Commentary – AEM offer for CEI: Important for CEI shareholders to be aware of the dividend outlook

Date: April 16, 2021

First published in Lianhe Zaobao on 13 April 2021

In January, semiconductor firm AEM Holdings proposed to buy all the shares of contract manufacturer CEI Limited for S$99.7m or S$1.15 per share.  The consideration can be paid either all in cash, or partly in cash combined with AEM shares.

The rationale for the purchase was that the two companies fit well strategically and there are business synergies to be enjoyed if CEI were to become part of AEM.

Apart from the commercial reasons for the deal, CEI shareholders would by now be familiar with the further justifications – their shares were illiquid, the offer price was at a 26.1 per cent premium to the 12-month volume-weighted average price and it was also a three-year high.

If acceptances for AEM’s offer cross the 90 per cent threshold, and AEM is able to exercise its right to compulsorily acquire the remaining shares of CEI, then CEI shareholders who do not accept the offer will still be entitled to the offer price of S$1.15 per share.

So far, most of this would appear to be fairly routine as there have been several similar takeover-cum-privatisation deals conducted over the past few years.

What needs to be emphasized, however, is that in all such proposals, it is important that shareholders make as informed a decision as possible which means taking into account all aspects of the offer before deciding.

What’s the dividend outlook?

In this regard, it is SIAS’s understanding that a key consideration would be the future dividend policies that might be pursued because CEI has traditionally paid out around 90 per cent of its profits.

This high dividend payout may have led some shareholders to hold out in the hope that if the deal does not pass, then CEI will remain listed, and they can continue to enjoy receiving good passive income.

First, shareholders should know that the offer has turned unconditional after acceptances crossed the 50 per cent mark on 19th March. This means that CEI is now a subsidiary of AEM.

Second, because it now comes under AEM’s control, AEM has said it will review and make changes to CEI’s dividend practices. In this connection, shareholders should further note that AEM has also said it will vote against the payment of dividends at CEI’s annual general meeting (AGM) on April 19.

As AEM already has currently control of 81.7 per cent of CEI, this means the proposed payments of a third and final dividend of 0.4 Singapore cents per share and a special dividend of 2.6 cents per share for 2020 will not take place.

In a statement, AEM said it believes it would be in the best interest of CEI that the cash be retained to fund expansion and optimise operational needs.

AEM explained this would not have been the case if AEM had voted in favour of the dividend payouts. If the dividends were to be paid, then AEM would adjust its consideration for the remaining offer shares to S$1.12.

Incidentally, AEM’s dividend policy has been to pay out not less than 25 per cent of consolidated profits. This may be relevant to CEI shareholders who, if they decide to accept the offer, then also decide to opt for the cash-cum-share payment.

What next?

Shareholders should also consider the two possible scenarios that might unfold after the offer closes on 26th April.

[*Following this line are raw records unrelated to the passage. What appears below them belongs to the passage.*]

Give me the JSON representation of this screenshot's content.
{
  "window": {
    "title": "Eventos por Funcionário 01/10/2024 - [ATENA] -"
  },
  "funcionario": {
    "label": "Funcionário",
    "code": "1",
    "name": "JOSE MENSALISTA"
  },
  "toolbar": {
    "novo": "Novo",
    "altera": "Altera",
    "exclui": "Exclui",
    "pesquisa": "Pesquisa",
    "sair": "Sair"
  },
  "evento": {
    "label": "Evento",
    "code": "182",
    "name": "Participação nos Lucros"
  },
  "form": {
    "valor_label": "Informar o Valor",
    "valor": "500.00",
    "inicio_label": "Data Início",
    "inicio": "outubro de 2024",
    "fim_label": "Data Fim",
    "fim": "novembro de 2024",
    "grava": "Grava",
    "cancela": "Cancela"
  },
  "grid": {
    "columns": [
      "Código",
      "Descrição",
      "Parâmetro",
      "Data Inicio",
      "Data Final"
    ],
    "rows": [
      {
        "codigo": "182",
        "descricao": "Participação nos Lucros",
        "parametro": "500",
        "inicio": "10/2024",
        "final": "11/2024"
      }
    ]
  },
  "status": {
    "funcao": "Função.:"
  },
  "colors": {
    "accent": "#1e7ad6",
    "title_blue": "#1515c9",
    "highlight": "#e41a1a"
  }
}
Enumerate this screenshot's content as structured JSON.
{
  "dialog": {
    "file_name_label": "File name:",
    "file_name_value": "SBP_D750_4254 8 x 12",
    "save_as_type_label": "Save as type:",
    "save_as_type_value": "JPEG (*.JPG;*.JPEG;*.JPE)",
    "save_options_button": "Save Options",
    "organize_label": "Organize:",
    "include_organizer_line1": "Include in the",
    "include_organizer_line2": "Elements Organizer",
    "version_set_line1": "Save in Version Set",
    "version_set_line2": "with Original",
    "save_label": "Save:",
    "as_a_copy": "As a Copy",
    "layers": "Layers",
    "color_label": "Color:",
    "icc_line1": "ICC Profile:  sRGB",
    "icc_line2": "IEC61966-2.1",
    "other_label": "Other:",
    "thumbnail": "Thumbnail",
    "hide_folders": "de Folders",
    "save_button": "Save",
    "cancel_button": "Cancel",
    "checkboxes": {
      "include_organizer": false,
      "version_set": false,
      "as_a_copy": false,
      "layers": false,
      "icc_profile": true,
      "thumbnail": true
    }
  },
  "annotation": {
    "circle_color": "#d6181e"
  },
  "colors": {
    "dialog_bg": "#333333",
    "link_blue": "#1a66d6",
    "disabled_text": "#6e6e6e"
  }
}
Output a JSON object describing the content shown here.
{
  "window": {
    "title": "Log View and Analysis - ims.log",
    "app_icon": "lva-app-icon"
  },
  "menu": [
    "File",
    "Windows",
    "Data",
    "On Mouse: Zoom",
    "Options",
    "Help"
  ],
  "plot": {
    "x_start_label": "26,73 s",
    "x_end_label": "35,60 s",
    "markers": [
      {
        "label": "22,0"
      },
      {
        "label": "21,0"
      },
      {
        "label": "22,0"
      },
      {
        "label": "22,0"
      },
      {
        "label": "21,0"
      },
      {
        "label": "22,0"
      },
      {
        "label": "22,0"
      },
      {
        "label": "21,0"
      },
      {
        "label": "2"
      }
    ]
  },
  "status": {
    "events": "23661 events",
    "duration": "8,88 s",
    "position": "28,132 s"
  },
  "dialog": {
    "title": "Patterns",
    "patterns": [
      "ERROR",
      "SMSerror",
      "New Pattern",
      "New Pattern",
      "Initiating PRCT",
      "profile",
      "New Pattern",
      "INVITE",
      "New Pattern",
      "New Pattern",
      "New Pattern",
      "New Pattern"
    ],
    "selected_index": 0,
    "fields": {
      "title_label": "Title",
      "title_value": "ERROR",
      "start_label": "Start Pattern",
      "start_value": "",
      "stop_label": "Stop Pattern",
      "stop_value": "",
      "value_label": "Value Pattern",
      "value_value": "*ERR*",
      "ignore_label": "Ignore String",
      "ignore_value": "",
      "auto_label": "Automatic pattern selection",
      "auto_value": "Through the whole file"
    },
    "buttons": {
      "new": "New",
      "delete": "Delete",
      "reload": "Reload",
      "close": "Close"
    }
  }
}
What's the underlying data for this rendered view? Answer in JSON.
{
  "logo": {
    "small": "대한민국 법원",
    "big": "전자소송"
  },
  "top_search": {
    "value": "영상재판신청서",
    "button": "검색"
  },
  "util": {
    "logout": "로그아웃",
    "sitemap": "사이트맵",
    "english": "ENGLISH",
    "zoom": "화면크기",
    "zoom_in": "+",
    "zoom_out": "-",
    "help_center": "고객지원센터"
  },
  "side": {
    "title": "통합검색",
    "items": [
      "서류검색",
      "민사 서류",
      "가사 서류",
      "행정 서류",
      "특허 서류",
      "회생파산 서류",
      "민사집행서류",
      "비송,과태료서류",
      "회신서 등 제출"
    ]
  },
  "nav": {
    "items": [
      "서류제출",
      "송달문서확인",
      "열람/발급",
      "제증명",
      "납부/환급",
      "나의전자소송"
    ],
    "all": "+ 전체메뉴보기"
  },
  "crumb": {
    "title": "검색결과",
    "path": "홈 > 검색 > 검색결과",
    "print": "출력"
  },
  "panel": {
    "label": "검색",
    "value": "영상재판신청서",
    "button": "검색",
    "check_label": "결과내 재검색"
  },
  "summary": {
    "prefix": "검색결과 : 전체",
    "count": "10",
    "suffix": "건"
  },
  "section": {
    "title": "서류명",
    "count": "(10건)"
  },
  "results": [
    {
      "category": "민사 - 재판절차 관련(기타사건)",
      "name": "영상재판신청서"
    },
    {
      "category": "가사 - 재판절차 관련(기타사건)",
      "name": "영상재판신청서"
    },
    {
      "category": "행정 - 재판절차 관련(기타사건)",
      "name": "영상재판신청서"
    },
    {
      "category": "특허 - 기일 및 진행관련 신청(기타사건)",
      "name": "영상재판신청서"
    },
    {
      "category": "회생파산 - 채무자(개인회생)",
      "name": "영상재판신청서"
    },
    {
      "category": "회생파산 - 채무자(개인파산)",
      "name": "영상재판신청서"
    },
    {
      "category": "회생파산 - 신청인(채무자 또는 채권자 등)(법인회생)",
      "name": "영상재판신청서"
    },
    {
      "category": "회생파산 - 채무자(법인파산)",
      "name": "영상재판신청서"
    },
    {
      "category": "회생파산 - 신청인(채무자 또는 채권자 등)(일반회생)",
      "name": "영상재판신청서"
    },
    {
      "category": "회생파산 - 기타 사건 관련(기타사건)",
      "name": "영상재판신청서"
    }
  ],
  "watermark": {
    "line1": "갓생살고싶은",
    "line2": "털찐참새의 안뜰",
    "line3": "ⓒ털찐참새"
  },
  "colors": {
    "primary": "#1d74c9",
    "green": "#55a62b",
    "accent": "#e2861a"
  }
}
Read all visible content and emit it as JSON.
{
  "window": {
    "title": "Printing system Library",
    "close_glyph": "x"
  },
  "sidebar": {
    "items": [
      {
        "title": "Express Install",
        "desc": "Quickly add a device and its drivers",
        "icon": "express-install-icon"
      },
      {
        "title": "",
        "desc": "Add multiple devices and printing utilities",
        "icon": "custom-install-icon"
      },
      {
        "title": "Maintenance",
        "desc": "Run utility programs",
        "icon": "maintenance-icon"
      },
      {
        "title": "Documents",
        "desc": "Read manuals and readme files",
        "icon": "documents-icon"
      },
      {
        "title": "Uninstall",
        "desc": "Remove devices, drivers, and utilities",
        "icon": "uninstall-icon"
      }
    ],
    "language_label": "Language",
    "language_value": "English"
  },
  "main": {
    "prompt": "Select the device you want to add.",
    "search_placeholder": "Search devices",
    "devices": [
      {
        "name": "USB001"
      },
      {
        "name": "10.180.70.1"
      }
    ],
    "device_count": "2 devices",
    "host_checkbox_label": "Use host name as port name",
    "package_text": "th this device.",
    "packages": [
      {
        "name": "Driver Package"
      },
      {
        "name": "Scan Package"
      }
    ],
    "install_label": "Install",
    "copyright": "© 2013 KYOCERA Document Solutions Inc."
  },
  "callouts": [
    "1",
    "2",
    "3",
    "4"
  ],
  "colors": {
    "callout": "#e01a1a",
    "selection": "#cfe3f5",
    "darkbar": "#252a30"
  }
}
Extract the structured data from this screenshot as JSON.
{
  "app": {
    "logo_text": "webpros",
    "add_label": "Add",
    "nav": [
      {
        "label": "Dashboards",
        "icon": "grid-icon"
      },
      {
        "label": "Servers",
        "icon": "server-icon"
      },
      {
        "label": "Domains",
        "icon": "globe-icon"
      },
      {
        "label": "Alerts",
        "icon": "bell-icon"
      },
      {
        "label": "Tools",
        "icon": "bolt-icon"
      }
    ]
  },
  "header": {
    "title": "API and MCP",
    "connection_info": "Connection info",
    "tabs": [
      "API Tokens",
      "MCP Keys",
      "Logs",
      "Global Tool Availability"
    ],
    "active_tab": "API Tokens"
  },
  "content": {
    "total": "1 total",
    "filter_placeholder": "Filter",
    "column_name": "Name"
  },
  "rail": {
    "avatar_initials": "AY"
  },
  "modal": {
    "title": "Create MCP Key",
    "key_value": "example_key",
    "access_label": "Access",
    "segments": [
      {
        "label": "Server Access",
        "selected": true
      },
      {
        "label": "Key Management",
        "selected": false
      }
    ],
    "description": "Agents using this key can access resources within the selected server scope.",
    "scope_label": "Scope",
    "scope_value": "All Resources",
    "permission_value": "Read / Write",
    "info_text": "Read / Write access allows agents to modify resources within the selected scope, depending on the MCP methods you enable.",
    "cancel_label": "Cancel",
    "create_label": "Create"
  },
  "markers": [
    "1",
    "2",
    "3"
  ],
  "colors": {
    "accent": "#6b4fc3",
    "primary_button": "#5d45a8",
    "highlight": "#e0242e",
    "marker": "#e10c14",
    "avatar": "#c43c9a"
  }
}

The first is that AEM secures the necessary minimum acceptances of 90 per cent, in which case it will compulsorily buy out the remaining shares. In this case, CEI will eventually be delisted and its shareholders who did not accept will still receive the S$1.15.

The second is that AEM does not receive the 90 per cent minimum that it needs to buy out the rest. In this case, CEI will remain listed but no dividends will be paid for 2020, and the offer will lapse. What CEI’s future dividend practice might be is not known, though what is known is that it will be dictated by AEM. In addition, the current CEI share price is being supported by the offer. When the offer expires, in all likelihood, shareholders would see the share price fall.

Shareholders should weigh these considerations against their own financial circumstances and make an informed decision.


David Gerald
Founder, President & CEO